Edward the Exile, the son of Edmund Ironside, was invited back to England from his refuge in Hungary, but died in 1057, only a few days after his return. Some have suspected the Godwins of poisoning him. Edward the Exile left a son, Edgar the Aetheling, a mere boy, perhaps, five or six years old, now brought up at court, living in what appears to have been close contact with the King, but without any real power and without lands. There was certainly no official proclamation that Edgar was to be regarded as Edward’s heir.
Any idea that England had been welded into a united nation was given the lie by this division, as late as the 1040s and 50s, into a series of local earldoms themselves tracing their roots as far back as the divided kingdoms of Mercia and Wessex, Bernicia and Deira. Moreover, and as with any Mafia-style division of authority between a few oligarchic families of rich and powerful bosses, the fewer the families the greater the storms and hatreds brewed up amongst the elite, and the more vicious the jockeying for position.
It was this potential bounty, over and above any other considerations, that first drew foreign invaders, Phoenicians and Romans of antiquity, Angles, Saxons and Jutes of the fifth century, Vikings of the ninth and tenth, and Normans and Frenchmen of the eleventh and twelfth centuries, to stake their claims to rule or own the land. There is every sign that England was extremely wealthy. There is very little proof of the source from which this prosperity derived.

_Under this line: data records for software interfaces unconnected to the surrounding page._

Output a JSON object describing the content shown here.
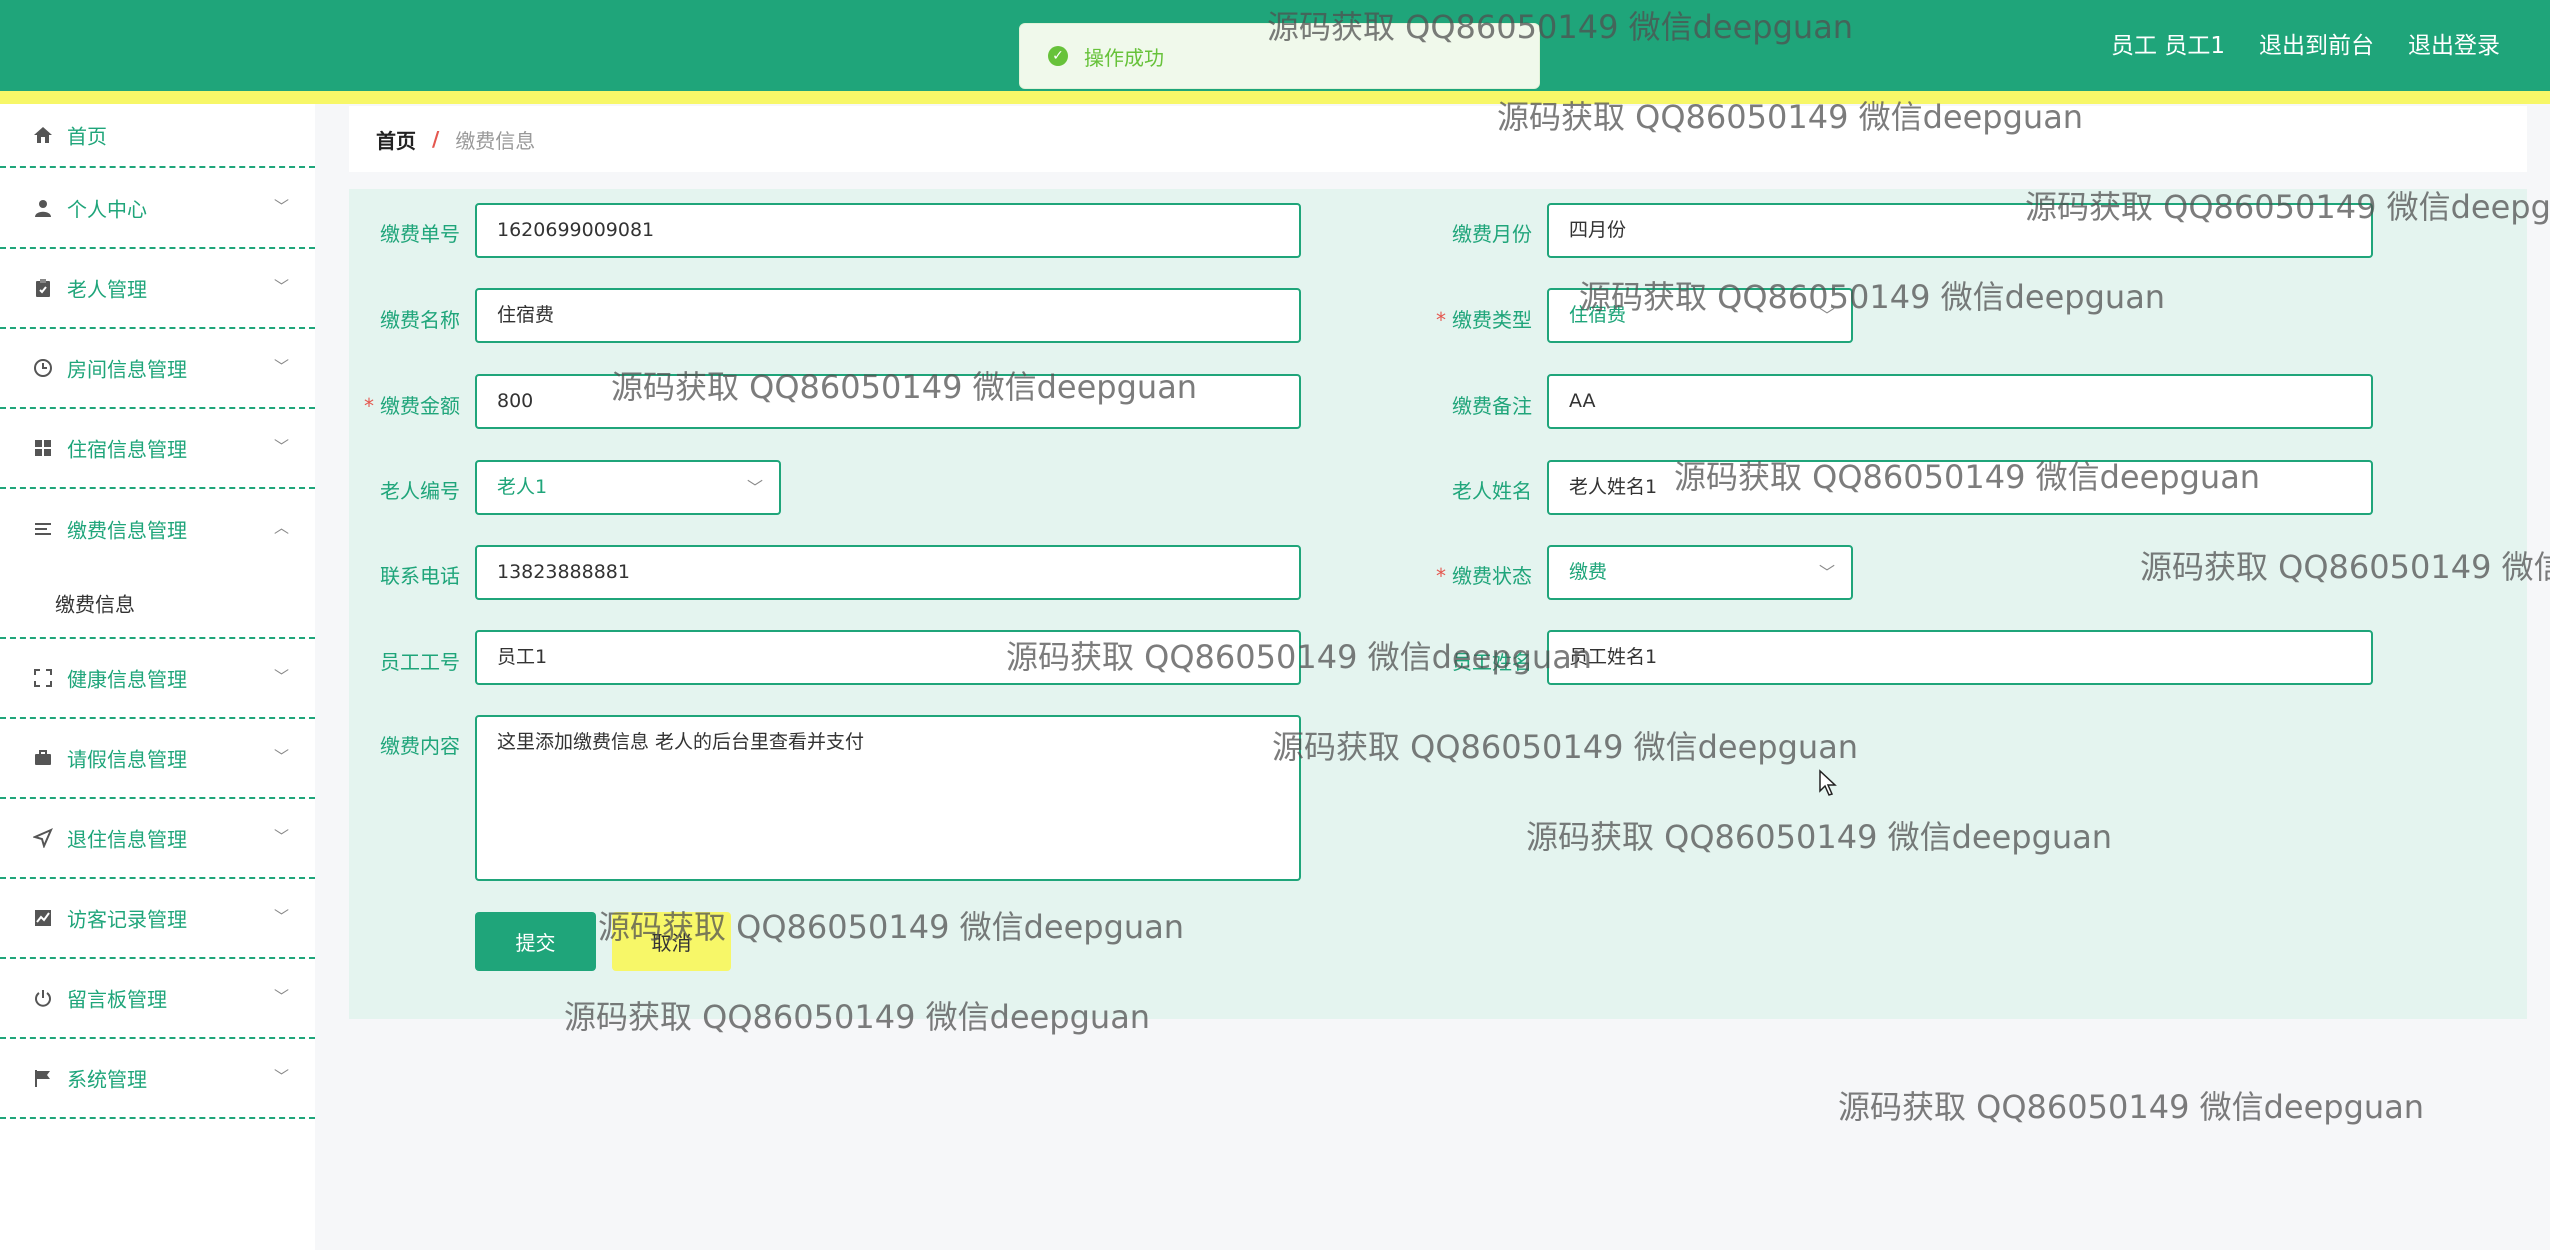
{
  "header": {
    "user_label": "员工 员工1",
    "to_frontend": "退出到前台",
    "logout": "退出登录"
  },
  "toast": {
    "message": "操作成功"
  },
  "sidebar": {
    "items": [
      {
        "label": "首页",
        "icon": "home-icon"
      },
      {
        "label": "个人中心",
        "icon": "user-icon"
      },
      {
        "label": "老人管理",
        "icon": "clipboard-icon"
      },
      {
        "label": "房间信息管理",
        "icon": "clock-icon"
      },
      {
        "label": "住宿信息管理",
        "icon": "grid-icon"
      },
      {
        "label": "缴费信息管理",
        "icon": "list-icon"
      },
      {
        "label": "健康信息管理",
        "icon": "fullscreen-icon"
      },
      {
        "label": "请假信息管理",
        "icon": "briefcase-icon"
      },
      {
        "label": "退住信息管理",
        "icon": "send-icon"
      },
      {
        "label": "访客记录管理",
        "icon": "chart-icon"
      },
      {
        "label": "留言板管理",
        "icon": "power-icon"
      },
      {
        "label": "系统管理",
        "icon": "flag-icon"
      }
    ],
    "submenu": {
      "label": "缴费信息"
    }
  },
  "breadcrumb": {
    "home": "首页",
    "separator": "/",
    "current": "缴费信息"
  },
  "form": {
    "bill_no": {
      "label": "缴费单号",
      "value": "1620699009081"
    },
    "month": {
      "label": "缴费月份",
      "value": "四月份"
    },
    "name": {
      "label": "缴费名称",
      "value": "住宿费"
    },
    "type": {
      "label": "缴费类型",
      "value": "住宿费",
      "required": "*"
    },
    "amount": {
      "label": "缴费金额",
      "value": "800",
      "required": "*"
    },
    "remark": {
      "label": "缴费备注",
      "value": "AA"
    },
    "elder_no": {
      "label": "老人编号",
      "value": "老人1"
    },
    "elder_name": {
      "label": "老人姓名",
      "value": "老人姓名1"
    },
    "phone": {
      "label": "联系电话",
      "value": "13823888881"
    },
    "status": {
      "label": "缴费状态",
      "value": "缴费",
      "required": "*"
    },
    "staff_no": {
      "label": "员工工号",
      "value": "员工1"
    },
    "staff_name": {
      "label": "员工姓名",
      "value": "员工姓名1"
    },
    "content": {
      "label": "缴费内容",
      "value": "这里添加缴费信息 老人的后台里查看并支付"
    },
    "submit": "提交",
    "cancel": "取消"
  },
  "watermark": "源码获取 QQ86050149 微信deepguan",
  "colors": {
    "primary": "#1fa57a",
    "accent_yellow": "#f7f768",
    "panel_bg": "#e4f4ef",
    "required_red": "#e4574f"
  }
}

It came perhaps from the mining of metals, above all tin, but lead too, and gold and silver, which, though now confined to a single gold mine in Wales, were in the early Middle Ages possibly abundant in the Mendips and the hills of Cumberland.